- Your objective -
Within the records below, how many lines hold the string "icon"? State that number and nothing else.

- Source data -
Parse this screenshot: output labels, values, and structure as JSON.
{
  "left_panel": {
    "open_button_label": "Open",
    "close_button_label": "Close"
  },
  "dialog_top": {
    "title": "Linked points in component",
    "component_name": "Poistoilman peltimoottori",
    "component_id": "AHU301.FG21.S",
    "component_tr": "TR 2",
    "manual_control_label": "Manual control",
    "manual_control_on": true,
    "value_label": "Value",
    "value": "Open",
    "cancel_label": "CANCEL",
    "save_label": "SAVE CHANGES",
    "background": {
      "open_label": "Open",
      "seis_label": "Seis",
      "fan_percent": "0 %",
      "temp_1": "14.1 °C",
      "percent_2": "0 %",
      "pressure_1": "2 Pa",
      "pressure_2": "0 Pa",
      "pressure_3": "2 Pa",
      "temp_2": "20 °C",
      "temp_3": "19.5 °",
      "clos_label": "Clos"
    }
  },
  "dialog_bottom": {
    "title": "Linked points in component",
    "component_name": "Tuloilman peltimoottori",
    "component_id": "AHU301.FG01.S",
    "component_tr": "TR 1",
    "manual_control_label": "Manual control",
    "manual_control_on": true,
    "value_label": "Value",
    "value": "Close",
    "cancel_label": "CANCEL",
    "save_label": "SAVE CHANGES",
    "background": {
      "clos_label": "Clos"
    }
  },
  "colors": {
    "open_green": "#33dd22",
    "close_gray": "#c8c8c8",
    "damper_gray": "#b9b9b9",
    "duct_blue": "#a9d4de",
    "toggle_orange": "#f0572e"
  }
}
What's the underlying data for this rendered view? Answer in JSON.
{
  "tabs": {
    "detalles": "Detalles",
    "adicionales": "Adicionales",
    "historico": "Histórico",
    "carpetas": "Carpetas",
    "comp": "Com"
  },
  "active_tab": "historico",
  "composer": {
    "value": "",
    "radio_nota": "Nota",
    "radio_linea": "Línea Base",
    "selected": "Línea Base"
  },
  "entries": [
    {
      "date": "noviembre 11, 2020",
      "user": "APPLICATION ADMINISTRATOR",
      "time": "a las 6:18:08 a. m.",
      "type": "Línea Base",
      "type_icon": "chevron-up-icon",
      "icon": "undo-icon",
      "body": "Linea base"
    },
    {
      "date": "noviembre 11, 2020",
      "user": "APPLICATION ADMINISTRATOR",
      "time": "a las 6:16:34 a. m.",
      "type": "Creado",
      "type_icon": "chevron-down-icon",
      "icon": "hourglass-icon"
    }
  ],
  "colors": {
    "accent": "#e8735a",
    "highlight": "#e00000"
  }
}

- Exercise answer -
4